slideshow widget

Tuesday, March 23, 2010

Generic and brand names: why are there so many names for meds?

Every day at we get lots of asthma related questions. Below are some questions I thought my readers at the RT Cave would enjoy.

Question: Is Ventolin in Canada the same as Albuteral? I get very confused with all these names of medications. The ones in Canada I think are called something else??

My humble answer: The medicine is exactly the same in both countries. explains all the names. I'll give a quick review here.

Every drug has more than one name. You have the chemical name that describes "the atomic or molecular structure of the drug." Usually this name is too complex for for the public to understand

Once the product is approved by the FDA it is given a generic name, which is basically an easy to pronounce version of the chemical name. Then the company comes up with a brand name that marks that particular product as made by that company.

Likewise, "When a drug is under patent protection, the company markets it under its brand name. When the drug is off-patent (no longer protected by patent which usually takes 25 years), the company may market its product under either the generic name or brand name. Other companies that file for approval to market the off-patent drug must use the same generic name but can create their own brand name. As a result, the same generic drug may be sold under either the generic name or one of many brand names."

Most doctors, nurses and RTs will refer to the drugs generic name, because it refers to the product itself not the company that makes it. Thus, a doctor will write an order for Albuterol. The pharmacy can choose whichever brand it wants. Usually it chooses the one with the lowest cost at that time.

For Albuterol it would look like this:

Generic name: Albuterol in the U.S. (Salbutamol in Europe and Canada)

Brand names: Ventolin, Proventil (AccuNeb, Vospire, ProAir in Europe and Canada)

Every one of the above refers to the exact same medicine, and they all have the same components, and thus all work exactly the same. So, yes, the Ventolin in Canada is the same as Albuterol.

If you have any further questions email me, or Visit's Q&A section.


Anonymous said...

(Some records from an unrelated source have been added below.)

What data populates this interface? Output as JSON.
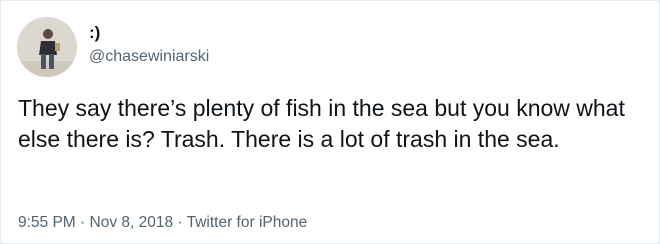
{
  "tweet": {
    "display_name": ":)",
    "handle": "@chasewiniarski",
    "text": "They say there’s plenty of fish in the sea but you know what else there is? Trash. There is a lot of trash in the sea.",
    "time": "9:55 PM",
    "separator": " · ",
    "date": "Nov 8, 2018",
    "source": "Twitter for iPhone"
  },
  "colors": {
    "text_primary": "#0f1419",
    "text_secondary": "#536471",
    "background": "#ffffff"
  }
}
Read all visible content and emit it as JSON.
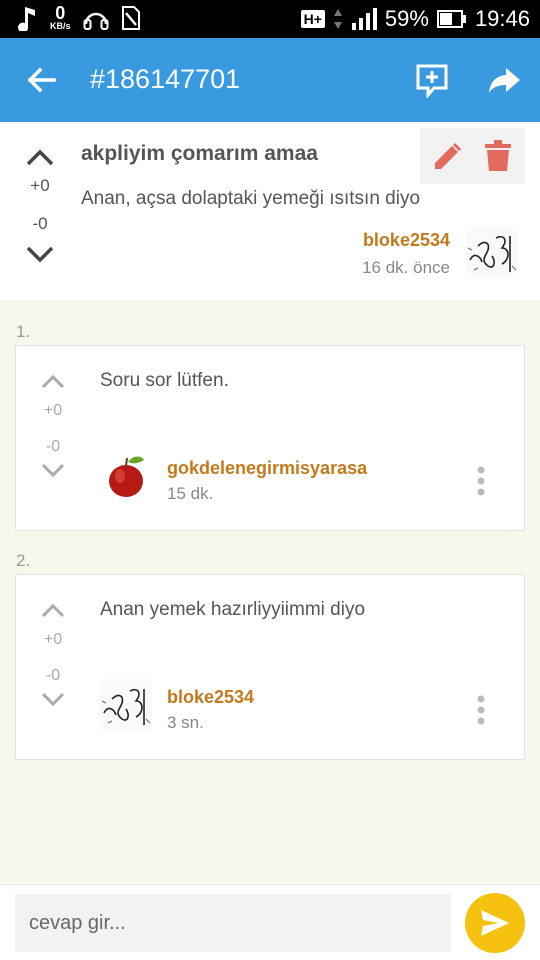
{
  "status_bar": {
    "speed_value": "0",
    "speed_unit": "KB/s",
    "network_label": "H+",
    "battery": "59%",
    "time": "19:46"
  },
  "app_bar": {
    "title": "#186147701",
    "icons": [
      "back-arrow-icon",
      "add-comment-icon",
      "share-icon"
    ]
  },
  "question": {
    "title": "akpliyim çomarım amaa",
    "body": "Anan, açsa dolaptaki yemeği ısıtsın diyo",
    "upvotes": "+0",
    "downvotes": "-0",
    "author": "bloke2534",
    "time": "16 dk. önce",
    "action_colors": {
      "icons": "#e36a5e"
    }
  },
  "answers": [
    {
      "number": "1.",
      "body": "Soru sor lütfen.",
      "upvotes": "+0",
      "downvotes": "-0",
      "author": "gokdelenegirmisyarasa",
      "time": "15 dk.",
      "avatar": "apple-avatar"
    },
    {
      "number": "2.",
      "body": "Anan yemek hazırliyyiimmi diyo",
      "upvotes": "+0",
      "downvotes": "-0",
      "author": "bloke2534",
      "time": "3 sn.",
      "avatar": "scribble-avatar"
    }
  ],
  "reply": {
    "placeholder": "cevap gir...",
    "send_color": "#f5c30f"
  },
  "colors": {
    "app_bar": "#3a9ae0",
    "author": "#c47a1c",
    "background": "#f8f7ec"
  }
}
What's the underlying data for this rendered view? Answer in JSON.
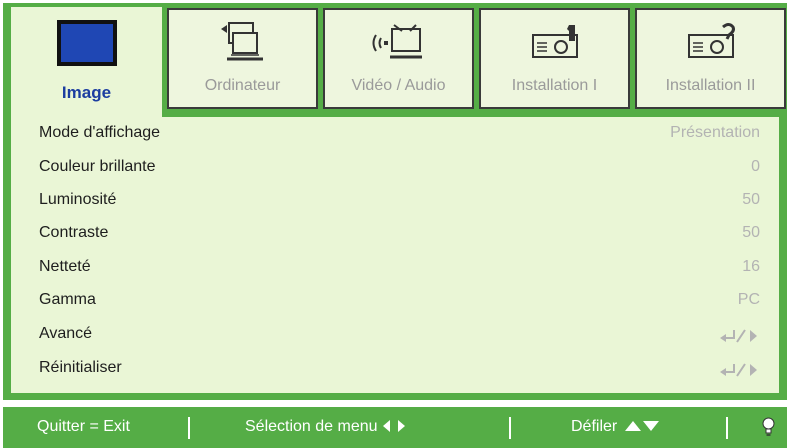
{
  "tabs": [
    {
      "label": "Image",
      "icon": "monitor-icon",
      "active": true
    },
    {
      "label": "Ordinateur",
      "icon": "computer-icon",
      "active": false
    },
    {
      "label": "Vidéo / Audio",
      "icon": "video-audio-icon",
      "active": false
    },
    {
      "label": "Installation I",
      "icon": "projector-1-icon",
      "active": false
    },
    {
      "label": "Installation II",
      "icon": "projector-2-icon",
      "active": false
    }
  ],
  "menu": [
    {
      "label": "Mode d'affichage",
      "value": "Présentation"
    },
    {
      "label": "Couleur brillante",
      "value": "0"
    },
    {
      "label": "Luminosité",
      "value": "50"
    },
    {
      "label": "Contraste",
      "value": "50"
    },
    {
      "label": "Netteté",
      "value": "16"
    },
    {
      "label": "Gamma",
      "value": "PC"
    },
    {
      "label": "Avancé",
      "value_icon": "enter-right-arrow-icon"
    },
    {
      "label": "Réinitialiser",
      "value_icon": "enter-right-arrow-icon"
    }
  ],
  "footer": {
    "quit": "Quitter = Exit",
    "select": "Sélection de menu",
    "scroll": "Défiler",
    "icon": "lightbulb-icon"
  },
  "colors": {
    "accent_green": "#55ad46",
    "panel": "#eaf6d6",
    "active_tab_text": "#1b3da0",
    "value_text": "#b3b3b3"
  }
}
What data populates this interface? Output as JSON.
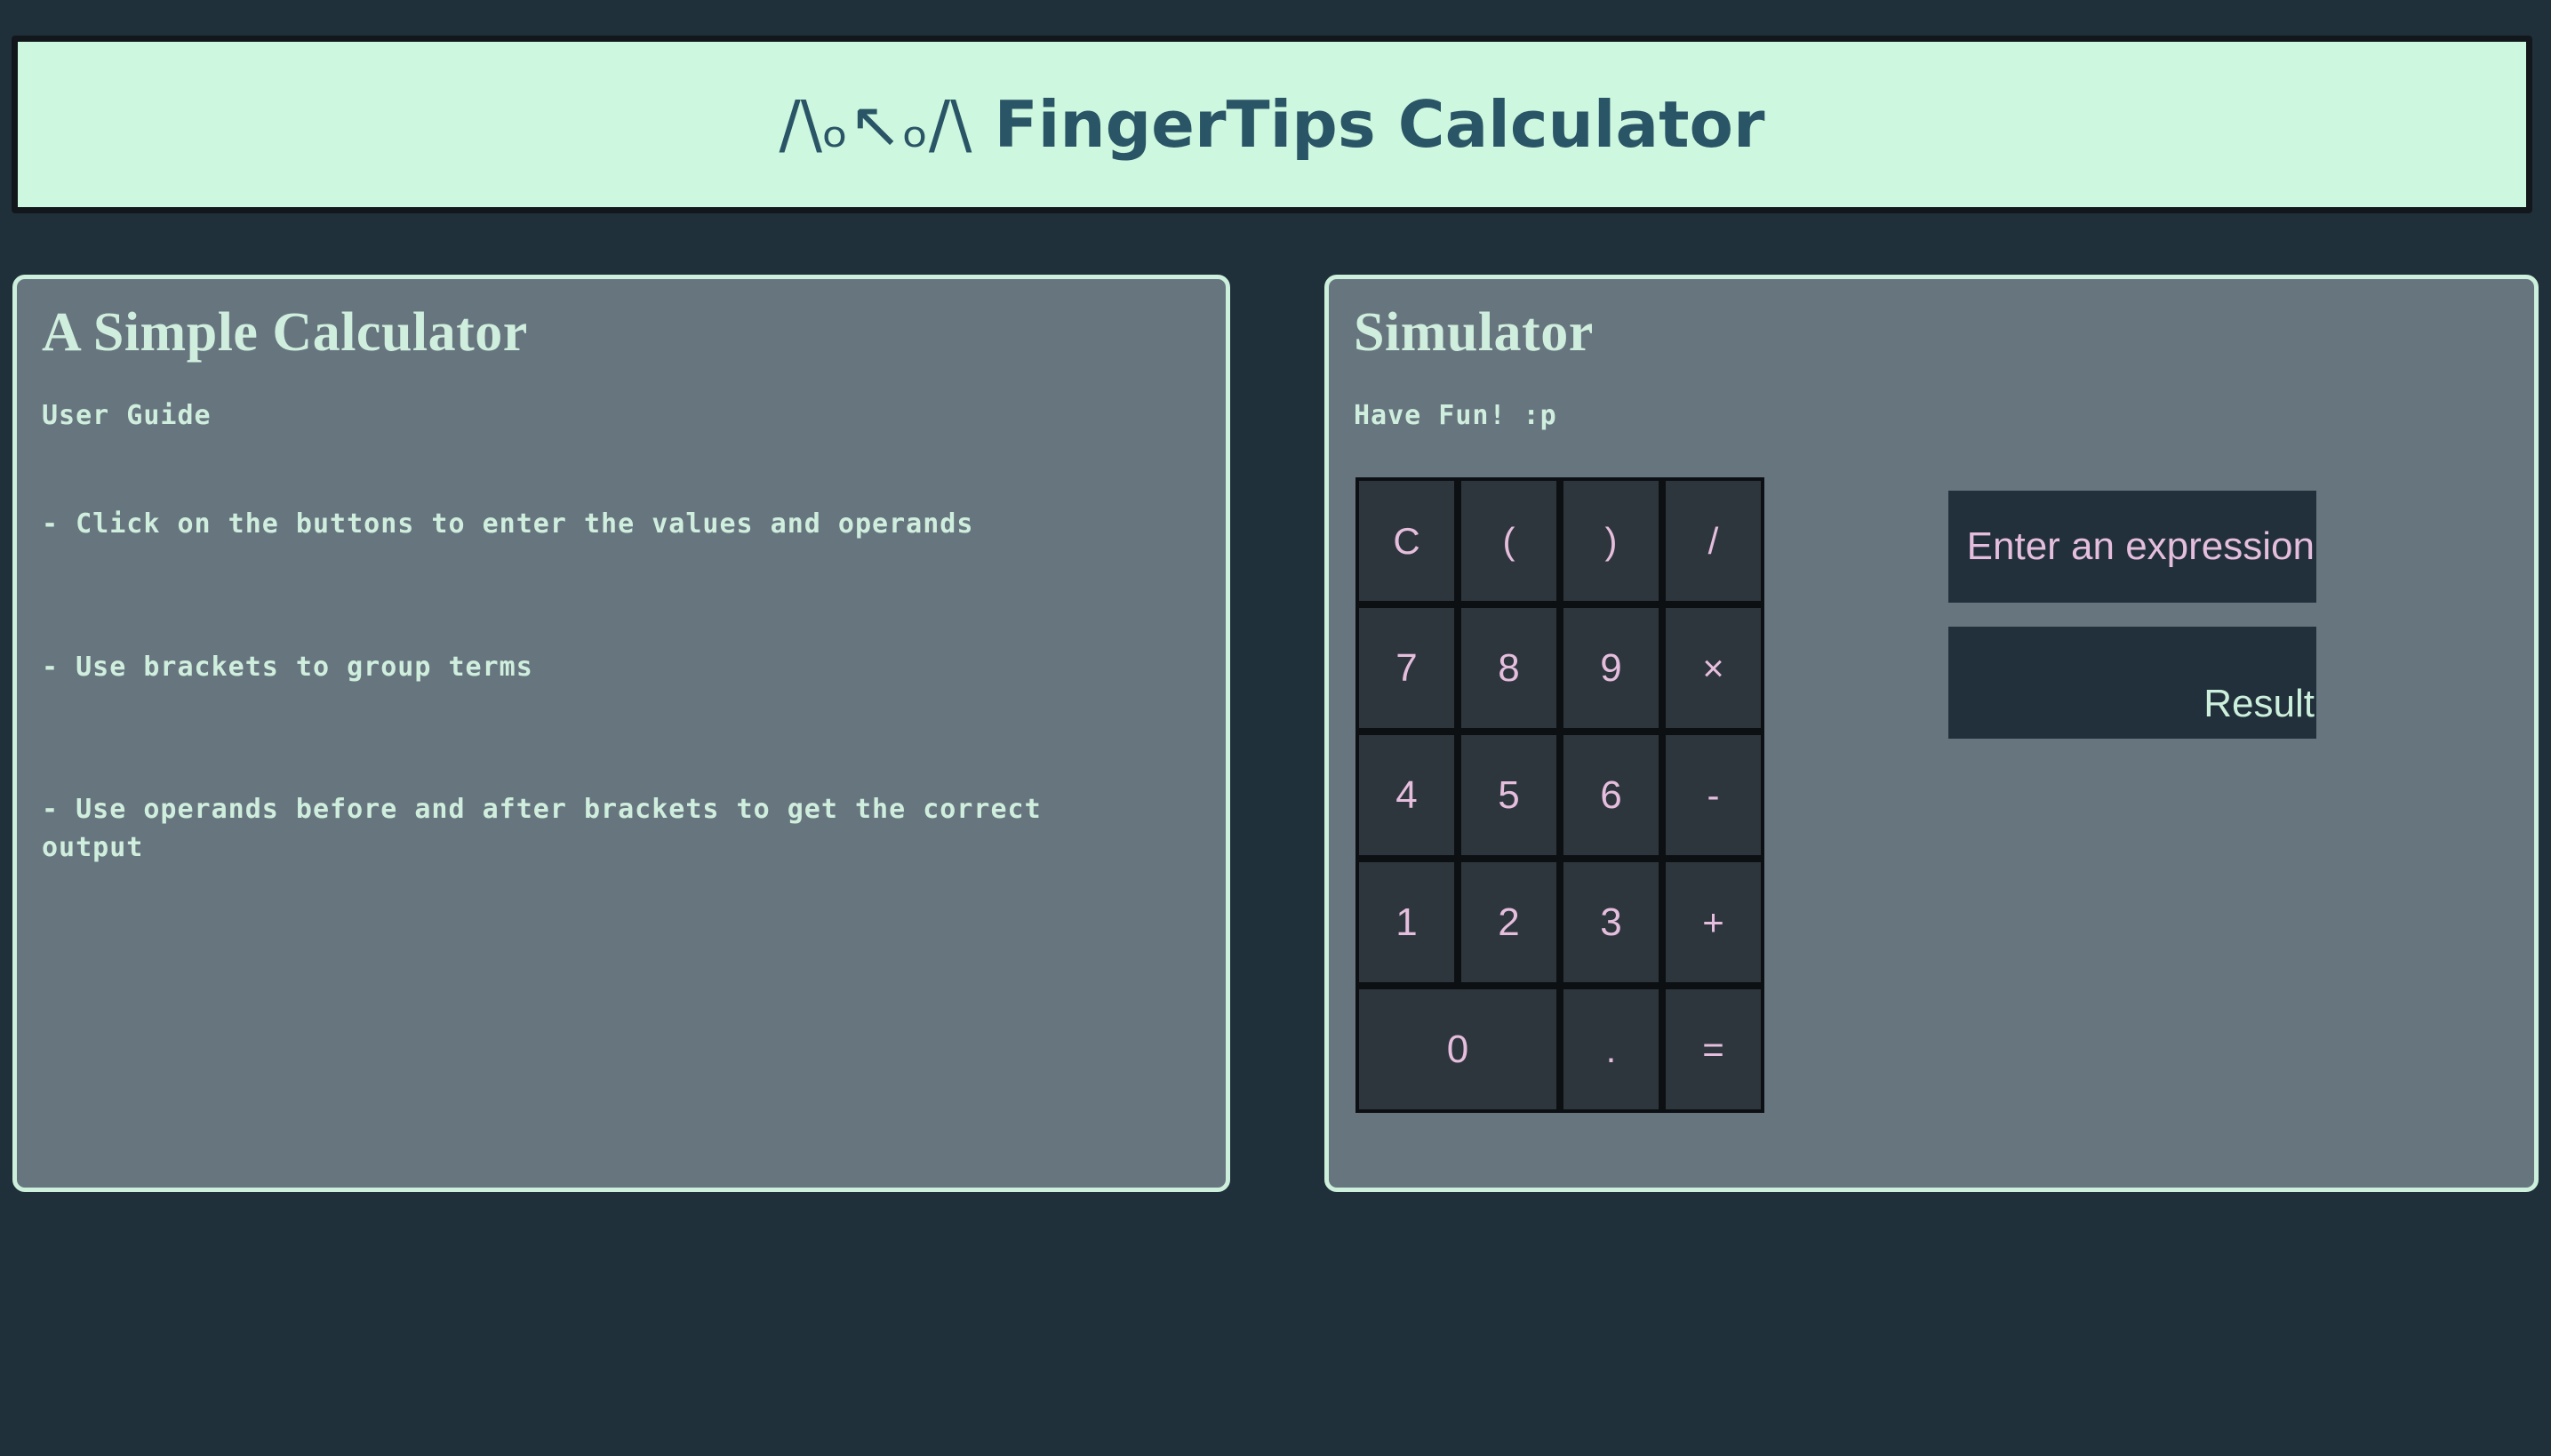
{
  "app": {
    "title_face": "/\\ₒ↖ₒ/\\",
    "title_text": " FingerTips Calculator",
    "bg_color": "#20303a",
    "banner_bg": "#cdf7de",
    "banner_border": "#12171c",
    "panel_bg": "#67757f",
    "panel_border": "#cdf0dd",
    "accent_pink": "#e5bede",
    "accent_mint": "#cdf0dd",
    "key_bg": "#2e363d"
  },
  "guide_panel": {
    "heading": "A Simple Calculator",
    "subheading": "User Guide",
    "items": [
      "- Click on the buttons to enter the values and operands",
      "- Use brackets to group terms",
      "- Use operands before and after brackets to get the correct output"
    ]
  },
  "simulator_panel": {
    "heading": "Simulator",
    "subheading": "Have Fun! :p",
    "keypad": {
      "rows": [
        [
          {
            "label": "C",
            "name": "key-clear",
            "kind": "op"
          },
          {
            "label": "(",
            "name": "key-open-paren",
            "kind": "op"
          },
          {
            "label": ")",
            "name": "key-close-paren",
            "kind": "op"
          },
          {
            "label": "/",
            "name": "key-divide",
            "kind": "op"
          }
        ],
        [
          {
            "label": "7",
            "name": "key-7",
            "kind": "num"
          },
          {
            "label": "8",
            "name": "key-8",
            "kind": "num"
          },
          {
            "label": "9",
            "name": "key-9",
            "kind": "num"
          },
          {
            "label": "×",
            "name": "key-multiply",
            "kind": "op"
          }
        ],
        [
          {
            "label": "4",
            "name": "key-4",
            "kind": "num"
          },
          {
            "label": "5",
            "name": "key-5",
            "kind": "num"
          },
          {
            "label": "6",
            "name": "key-6",
            "kind": "num"
          },
          {
            "label": "-",
            "name": "key-subtract",
            "kind": "op"
          }
        ],
        [
          {
            "label": "1",
            "name": "key-1",
            "kind": "num"
          },
          {
            "label": "2",
            "name": "key-2",
            "kind": "num"
          },
          {
            "label": "3",
            "name": "key-3",
            "kind": "num"
          },
          {
            "label": "+",
            "name": "key-add",
            "kind": "op"
          }
        ],
        [
          {
            "label": "0",
            "name": "key-0",
            "kind": "num",
            "wide": true
          },
          {
            "label": ".",
            "name": "key-decimal",
            "kind": "op"
          },
          {
            "label": "=",
            "name": "key-equals",
            "kind": "op"
          }
        ]
      ]
    },
    "display": {
      "expression_value": "Enter an expression",
      "expression_placeholder": "Enter an expression",
      "result_value": "Result",
      "result_placeholder": "Result"
    }
  }
}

Actuallly, we call it Ventolin in Canada as well.

Heidi said...

I can't wait for a generic Advair.... $200.00 to fill the script without insurance is BS

Anonymous said...

And ProAir is available in the US.